Fixed Income Highlights
- "I drink your milkshake!" Daniel Day-Lewis’ most memorable final-scene line from There Will Be Blood (2007) provides a metaphor for directional drilling. Combine directional drilling with hydraulic fracturing and you get the U.S. natural gas and tight oil boom. That boom partly lies behind the collapse in oil prices, bringing with it the "blood" of collapsing energy-related investments. To wit, the energy sector in high yield stands down more than 10% since the end of June, mirroring its equity counterpart S&P500 Energy sector, down over 20%. For fixed income investors we highlight three key consequences: a consumption "tax cut" boost, a divergent impact on emerging markets of winners and losers and a tail risk to high yield.

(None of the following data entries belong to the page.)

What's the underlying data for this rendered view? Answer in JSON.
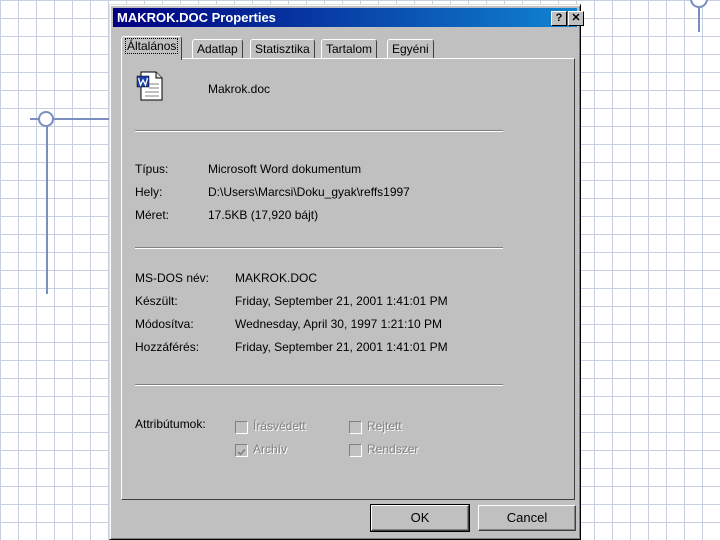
{
  "window": {
    "title": "MAKROK.DOC Properties",
    "help_glyph": "?",
    "close_glyph": "✕"
  },
  "tabs": [
    {
      "label": "Általános",
      "active": true
    },
    {
      "label": "Adatlap",
      "active": false
    },
    {
      "label": "Statisztika",
      "active": false
    },
    {
      "label": "Tartalom",
      "active": false
    },
    {
      "label": "Egyéni",
      "active": false
    }
  ],
  "file": {
    "icon": "word-document-icon",
    "name": "Makrok.doc"
  },
  "details": {
    "type_label": "Típus:",
    "type_value": "Microsoft Word dokumentum",
    "location_label": "Hely:",
    "location_value": "D:\\Users\\Marcsi\\Doku_gyak\\reffs1997",
    "size_label": "Méret:",
    "size_value": "17.5KB (17,920 bájt)"
  },
  "dates": {
    "msdos_label": "MS-DOS név:",
    "msdos_value": "MAKROK.DOC",
    "created_label": "Készült:",
    "created_value": "Friday, September 21, 2001 1:41:01 PM",
    "modified_label": "Módosítva:",
    "modified_value": "Wednesday, April 30, 1997 1:21:10 PM",
    "accessed_label": "Hozzáférés:",
    "accessed_value": "Friday, September 21, 2001 1:41:01 PM"
  },
  "attributes": {
    "label": "Attribútumok:",
    "readonly_label": "Írásvédett",
    "readonly_checked": false,
    "hidden_label": "Rejtett",
    "hidden_checked": false,
    "archive_label": "Archív",
    "archive_checked": true,
    "system_label": "Rendszer",
    "system_checked": false
  },
  "buttons": {
    "ok_label": "OK",
    "cancel_label": "Cancel"
  },
  "colors": {
    "titlebar": "#000080",
    "dialog_face": "#c0c0c0",
    "slide_grid": "#c8cfe0",
    "slide_accent": "#7b8fbf"
  }
}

- Return to the O.C. Nope, that is not a reference to a new Orange County reality TV show but to "Optimal Control," the Fed’s preferred tool for monetary policy making. A recent Fed staff paper suggests that the OC-prescribed path for interest rates argues for liftoff now. Why should any of this inside monetary policy baseball matter? Because the OC framework provided much of the intellectual justification behind the market’s belief in "low for longer." Count the "OC" indicating liftoff from zero rates, along with recent comments by NY Federal Reserve Bank President William Dudley and vice-Chair Stanley Fischer, as further evidence arguing for a faster liftoff from zero rates than is currently priced by short-term interest rates. December’s Federal Open Market Committee statement later this month will cap that view. Excising the "considerable period" language will set the market on course for a June liftoff from zero interest rates, making the shorter maturity segment of the bond market the most vulnerable to higher interest rates.
- How I Stopped Worrying and Learned to Love the Bond, Reviewed (our annual review of 2014’s My Favorite Themes and fixed income performance). Like so many years before (with the one exception of 2013), predictions of rising rates again flummoxed the "experts." Our view that "where you hold your duration matters as much as how much duration you hold" helped to mitigate that error as we emphasized longer maturities whose performance in 2014 topped all categories. A more tactical allocation "rebalancing credit and interest rate risks" also proved correct, as more variability in credit returns previews a more challenging environment for credit in 2015. Dollar strength undermined global fixed income performance (for dollar-based investors) as our call for a stronger dollar vs. foreign currencies was supported by the now prevalent viewpoint of "divergences." That latter theme features prominently in the outlook for 2015, a topic we’ll address in more detail in early January.